**Task prompt**
Below is a block of records; reproduce all of them exactly and leave out any pictures.

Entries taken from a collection
== Segment start ==

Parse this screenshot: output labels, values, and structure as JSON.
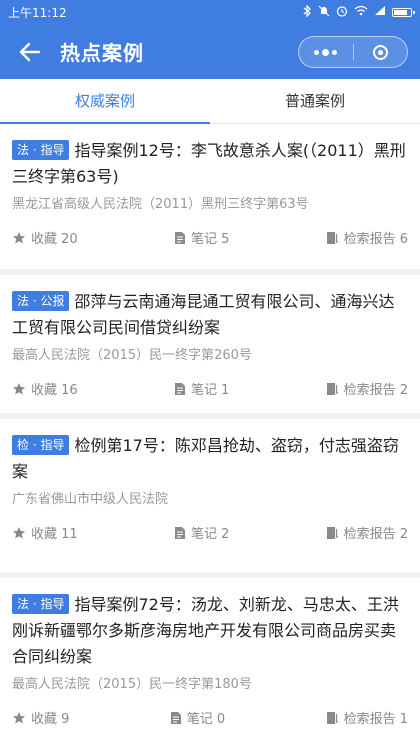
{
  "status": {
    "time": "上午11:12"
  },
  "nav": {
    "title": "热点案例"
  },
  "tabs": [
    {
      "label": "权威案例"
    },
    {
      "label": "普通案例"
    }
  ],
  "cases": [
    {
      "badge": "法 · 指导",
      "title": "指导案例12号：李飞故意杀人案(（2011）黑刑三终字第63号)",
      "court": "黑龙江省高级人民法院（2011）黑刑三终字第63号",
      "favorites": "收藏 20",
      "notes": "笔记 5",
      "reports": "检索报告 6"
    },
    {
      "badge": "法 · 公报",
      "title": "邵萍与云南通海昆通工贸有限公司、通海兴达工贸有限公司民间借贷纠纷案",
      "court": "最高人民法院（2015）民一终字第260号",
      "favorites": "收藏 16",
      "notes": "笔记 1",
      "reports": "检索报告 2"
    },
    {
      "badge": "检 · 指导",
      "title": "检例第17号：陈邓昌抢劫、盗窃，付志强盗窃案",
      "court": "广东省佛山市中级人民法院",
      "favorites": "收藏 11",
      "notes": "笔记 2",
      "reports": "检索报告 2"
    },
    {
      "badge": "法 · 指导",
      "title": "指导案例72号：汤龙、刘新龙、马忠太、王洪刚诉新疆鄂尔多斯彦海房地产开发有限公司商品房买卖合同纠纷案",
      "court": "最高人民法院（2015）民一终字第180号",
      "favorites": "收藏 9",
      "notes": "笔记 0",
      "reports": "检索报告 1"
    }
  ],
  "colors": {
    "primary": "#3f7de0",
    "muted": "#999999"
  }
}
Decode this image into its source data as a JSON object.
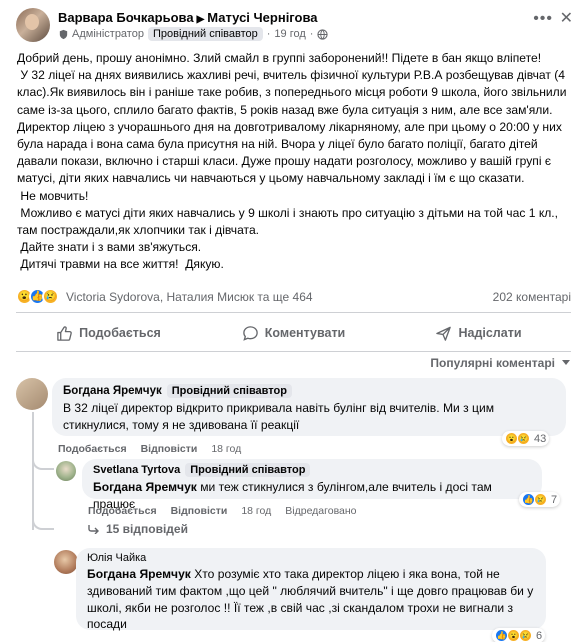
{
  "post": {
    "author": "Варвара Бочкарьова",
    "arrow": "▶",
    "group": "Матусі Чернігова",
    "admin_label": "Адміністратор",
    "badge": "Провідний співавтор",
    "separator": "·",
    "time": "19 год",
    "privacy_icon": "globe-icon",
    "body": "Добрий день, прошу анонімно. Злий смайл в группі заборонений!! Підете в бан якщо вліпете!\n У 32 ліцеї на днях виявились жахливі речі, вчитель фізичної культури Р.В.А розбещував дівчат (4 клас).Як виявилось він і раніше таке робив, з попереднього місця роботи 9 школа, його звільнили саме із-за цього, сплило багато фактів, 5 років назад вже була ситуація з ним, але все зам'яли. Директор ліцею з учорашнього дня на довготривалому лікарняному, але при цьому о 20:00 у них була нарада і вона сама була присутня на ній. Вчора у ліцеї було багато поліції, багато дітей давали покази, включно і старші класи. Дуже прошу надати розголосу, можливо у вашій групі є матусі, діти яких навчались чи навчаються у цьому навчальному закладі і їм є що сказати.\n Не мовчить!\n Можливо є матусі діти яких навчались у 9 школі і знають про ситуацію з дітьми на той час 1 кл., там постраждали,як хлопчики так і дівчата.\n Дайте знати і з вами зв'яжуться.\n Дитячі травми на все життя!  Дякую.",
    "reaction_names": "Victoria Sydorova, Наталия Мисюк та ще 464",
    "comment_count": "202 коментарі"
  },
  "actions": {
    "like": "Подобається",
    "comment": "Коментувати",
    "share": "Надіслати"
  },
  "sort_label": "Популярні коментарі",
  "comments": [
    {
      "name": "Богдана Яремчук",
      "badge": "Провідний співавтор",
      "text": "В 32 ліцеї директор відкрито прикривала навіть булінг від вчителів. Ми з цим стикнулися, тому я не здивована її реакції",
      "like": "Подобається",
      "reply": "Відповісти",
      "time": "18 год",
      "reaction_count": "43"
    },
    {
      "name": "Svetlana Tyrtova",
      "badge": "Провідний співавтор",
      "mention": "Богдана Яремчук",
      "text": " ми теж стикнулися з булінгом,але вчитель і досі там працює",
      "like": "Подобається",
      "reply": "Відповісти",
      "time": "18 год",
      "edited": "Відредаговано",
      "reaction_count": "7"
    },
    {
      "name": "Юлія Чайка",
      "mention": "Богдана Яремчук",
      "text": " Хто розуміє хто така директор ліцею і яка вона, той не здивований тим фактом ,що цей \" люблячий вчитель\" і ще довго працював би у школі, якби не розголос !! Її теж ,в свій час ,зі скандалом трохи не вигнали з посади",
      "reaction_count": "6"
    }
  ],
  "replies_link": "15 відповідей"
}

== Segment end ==

**Solution to the exercise**
Parse this screenshot: output labels, values, and structure as JSON.
{
  "status": {
    "time": "上午11:12"
  },
  "nav": {
    "title": "热点案例"
  },
  "tabs": [
    {
      "label": "权威案例"
    },
    {
      "label": "普通案例"
    }
  ],
  "cases": [
    {
      "badge": "法 · 指导",
      "title": "指导案例12号：李飞故意杀人案(（2011）黑刑三终字第63号)",
      "court": "黑龙江省高级人民法院（2011）黑刑三终字第63号",
      "favorites": "收藏 20",
      "notes": "笔记 5",
      "reports": "检索报告 6"
    },
    {
      "badge": "法 · 公报",
      "title": "邵萍与云南通海昆通工贸有限公司、通海兴达工贸有限公司民间借贷纠纷案",
      "court": "最高人民法院（2015）民一终字第260号",
      "favorites": "收藏 16",
      "notes": "笔记 1",
      "reports": "检索报告 2"
    },
    {
      "badge": "检 · 指导",
      "title": "检例第17号：陈邓昌抢劫、盗窃，付志强盗窃案",
      "court": "广东省佛山市中级人民法院",
      "favorites": "收藏 11",
      "notes": "笔记 2",
      "reports": "检索报告 2"
    },
    {
      "badge": "法 · 指导",
      "title": "指导案例72号：汤龙、刘新龙、马忠太、王洪刚诉新疆鄂尔多斯彦海房地产开发有限公司商品房买卖合同纠纷案",
      "court": "最高人民法院（2015）民一终字第180号",
      "favorites": "收藏 9",
      "notes": "笔记 0",
      "reports": "检索报告 1"
    }
  ],
  "colors": {
    "primary": "#3f7de0",
    "muted": "#999999"
  }
}
Decode this image into its source data as a JSON object.
{
  "post": {
    "author": "Варвара Бочкарьова",
    "arrow": "▶",
    "group": "Матусі Чернігова",
    "admin_label": "Адміністратор",
    "badge": "Провідний співавтор",
    "separator": "·",
    "time": "19 год",
    "privacy_icon": "globe-icon",
    "body": "Добрий день, прошу анонімно. Злий смайл в группі заборонений!! Підете в бан якщо вліпете!\n У 32 ліцеї на днях виявились жахливі речі, вчитель фізичної культури Р.В.А розбещував дівчат (4 клас).Як виявилось він і раніше таке робив, з попереднього місця роботи 9 школа, його звільнили саме із-за цього, сплило багато фактів, 5 років назад вже була ситуація з ним, але все зам'яли. Директор ліцею з учорашнього дня на довготривалому лікарняному, але при цьому о 20:00 у них була нарада і вона сама була присутня на ній. Вчора у ліцеї було багато поліції, багато дітей давали покази, включно і старші класи. Дуже прошу надати розголосу, можливо у вашій групі є матусі, діти яких навчались чи навчаються у цьому навчальному закладі і їм є що сказати.\n Не мовчить!\n Можливо є матусі діти яких навчались у 9 школі і знають про ситуацію з дітьми на той час 1 кл., там постраждали,як хлопчики так і дівчата.\n Дайте знати і з вами зв'яжуться.\n Дитячі травми на все життя!  Дякую.",
    "reaction_names": "Victoria Sydorova, Наталия Мисюк та ще 464",
    "comment_count": "202 коментарі"
  },
  "actions": {
    "like": "Подобається",
    "comment": "Коментувати",
    "share": "Надіслати"
  },
  "sort_label": "Популярні коментарі",
  "comments": [
    {
      "name": "Богдана Яремчук",
      "badge": "Провідний співавтор",
      "text": "В 32 ліцеї директор відкрито прикривала навіть булінг від вчителів. Ми з цим стикнулися, тому я не здивована її реакції",
      "like": "Подобається",
      "reply": "Відповісти",
      "time": "18 год",
      "reaction_count": "43"
    },
    {
      "name": "Svetlana Tyrtova",
      "badge": "Провідний співавтор",
      "mention": "Богдана Яремчук",
      "text": " ми теж стикнулися з булінгом,але вчитель і досі там працює",
      "like": "Подобається",
      "reply": "Відповісти",
      "time": "18 год",
      "edited": "Відредаговано",
      "reaction_count": "7"
    },
    {
      "name": "Юлія Чайка",
      "mention": "Богдана Яремчук",
      "text": " Хто розуміє хто така директор ліцею і яка вона, той не здивований тим фактом ,що цей \" люблячий вчитель\" і ще довго працював би у школі, якби не розголос !! Її теж ,в свій час ,зі скандалом трохи не вигнали з посади",
      "reaction_count": "6"
    }
  ],
  "replies_link": "15 відповідей"
}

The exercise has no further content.